→ Work task:
From the data below, copy each line that includes the word "Resources".

Start of Input material

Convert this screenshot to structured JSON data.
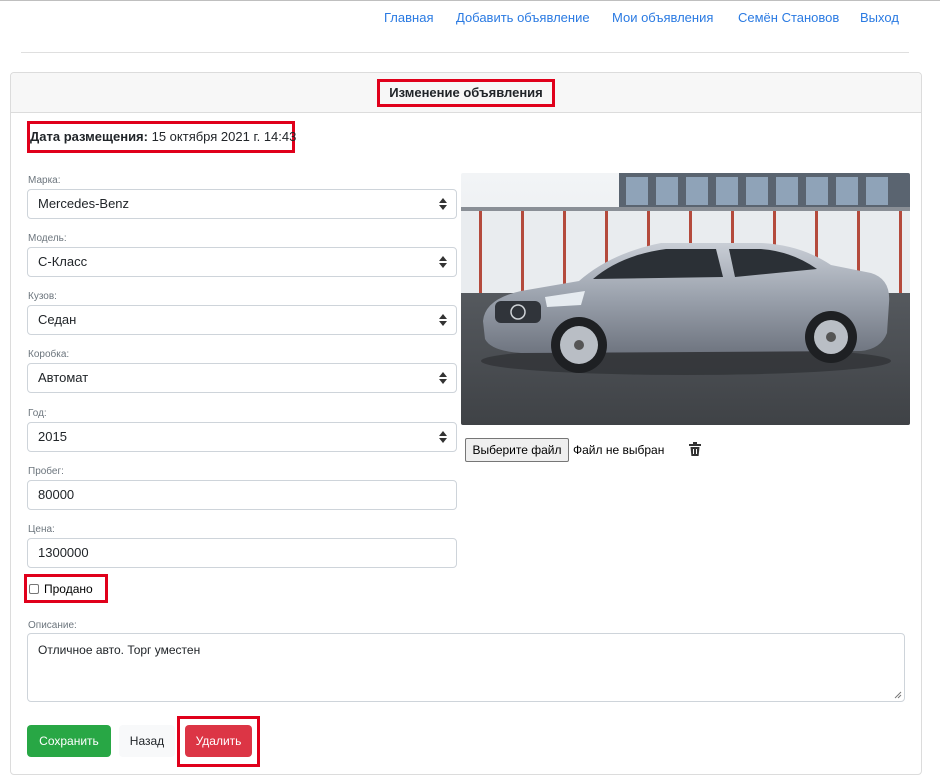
{
  "nav": {
    "items": [
      "Главная",
      "Добавить объявление",
      "Мои объявления",
      "Семён Становов",
      "Выход"
    ]
  },
  "card": {
    "title": "Изменение объявления",
    "date_label": "Дата размещения:",
    "date_value": "15 октября 2021 г. 14:43"
  },
  "form": {
    "brand": {
      "label": "Марка:",
      "value": "Mercedes-Benz"
    },
    "model": {
      "label": "Модель:",
      "value": "C-Класс"
    },
    "body": {
      "label": "Кузов:",
      "value": "Седан"
    },
    "gearbox": {
      "label": "Коробка:",
      "value": "Автомат"
    },
    "year": {
      "label": "Год:",
      "value": "2015"
    },
    "mileage": {
      "label": "Пробег:",
      "value": "80000"
    },
    "price": {
      "label": "Цена:",
      "value": "1300000"
    },
    "sold": {
      "label": "Продано",
      "checked": false
    },
    "description": {
      "label": "Описание:",
      "value": "Отличное авто. Торг уместен"
    }
  },
  "photo": {
    "file_button": "Выберите файл",
    "file_status": "Файл не выбран"
  },
  "buttons": {
    "save": "Сохранить",
    "back": "Назад",
    "delete": "Удалить"
  },
  "colors": {
    "link": "#2a7ae2",
    "highlight": "#e0001b",
    "save": "#28a745",
    "delete": "#dc3545"
  },
  "icons": {
    "delete_photo": "trash-icon"
  }
}
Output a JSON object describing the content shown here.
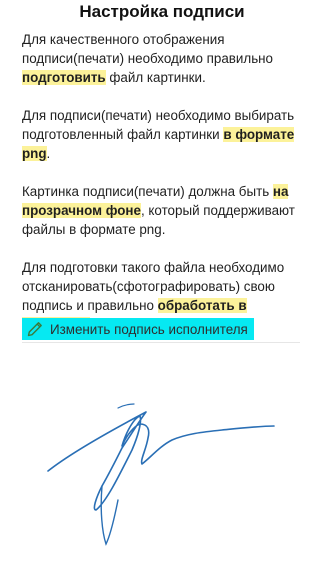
{
  "header": {
    "title": "Настройка подписи"
  },
  "paragraphs": [
    {
      "parts": [
        {
          "text": "Для качественного отображения подписи(печати) необходимо правильно ",
          "highlight": false
        },
        {
          "text": "подготовить",
          "highlight": true
        },
        {
          "text": " файл картинки.",
          "highlight": false
        }
      ]
    },
    {
      "parts": [
        {
          "text": "Для подписи(печати) необходимо выбирать подготовленный файл картинки ",
          "highlight": false
        },
        {
          "text": "в формате png",
          "highlight": true
        },
        {
          "text": ".",
          "highlight": false
        }
      ]
    },
    {
      "parts": [
        {
          "text": "Картинка подписи(печати) должна быть ",
          "highlight": false
        },
        {
          "text": "на прозрачном фоне",
          "highlight": true
        },
        {
          "text": ", который поддерживают файлы в формате png.",
          "highlight": false
        }
      ]
    },
    {
      "parts": [
        {
          "text": "Для подготовки такого файла необходимо отсканировать(сфотографировать) свою подпись и правильно ",
          "highlight": false
        },
        {
          "text": "обработать в редакторе",
          "highlight": true
        },
        {
          "text": ".",
          "highlight": false
        }
      ]
    }
  ],
  "edit_button": {
    "label": "Изменить подпись исполнителя",
    "icon": "pencil-icon",
    "color": "#06e9f2"
  },
  "signature": {
    "ink_color": "#2a6fb5"
  },
  "colors": {
    "highlight": "#fcf29a"
  }
}
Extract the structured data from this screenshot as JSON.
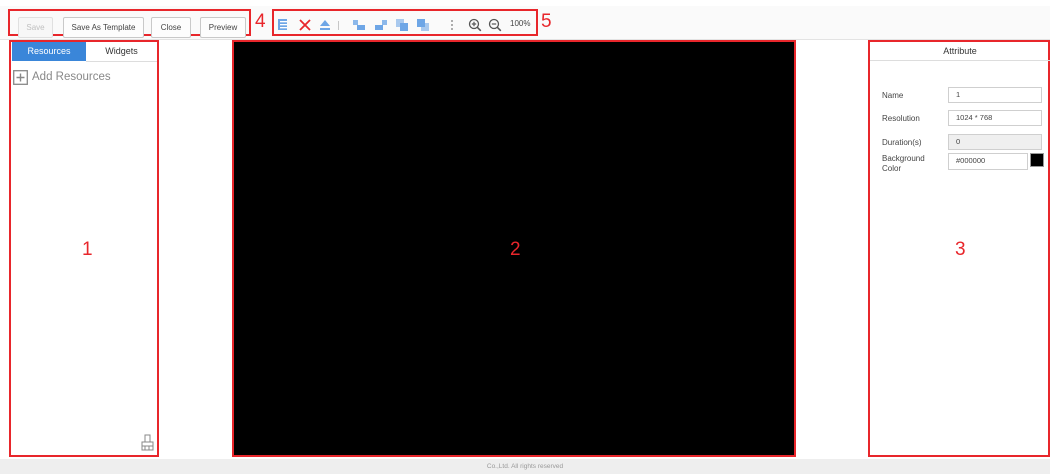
{
  "toolbar": {
    "save_label": "Save",
    "save_as_template_label": "Save As Template",
    "close_label": "Close",
    "preview_label": "Preview",
    "zoom_level": "100%",
    "region_marker_buttons": "4",
    "region_marker_tools": "5"
  },
  "left_panel": {
    "tabs": [
      {
        "label": "Resources",
        "active": true
      },
      {
        "label": "Widgets",
        "active": false
      }
    ],
    "add_resources_label": "Add Resources",
    "region_marker": "1"
  },
  "canvas": {
    "background": "#000000",
    "region_marker": "2"
  },
  "attribute_panel": {
    "title": "Attribute",
    "fields": {
      "name": {
        "label": "Name",
        "value": "1"
      },
      "resolution": {
        "label": "Resolution",
        "value": "1024  *  768"
      },
      "duration": {
        "label": "Duration(s)",
        "value": "0"
      },
      "background_color": {
        "label_line1": "Background",
        "label_line2": "Color",
        "value": "#000000",
        "swatch": "#000000"
      }
    },
    "region_marker": "3"
  },
  "footer": {
    "text": "Co.,Ltd. All rights reserved"
  },
  "colors": {
    "accent": "#3a86d9",
    "annotation_red": "#e8262b"
  },
  "icons": [
    "copy-icon",
    "delete-icon",
    "move-top-icon",
    "align-left-icon",
    "align-right-icon",
    "bring-forward-icon",
    "send-backward-icon",
    "more-icon",
    "zoom-in-icon",
    "zoom-out-icon",
    "plus-icon",
    "eraser-icon"
  ]
}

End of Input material

→ Written response:
        "label": "Resources",
    "add_resources_label": "Add Resources",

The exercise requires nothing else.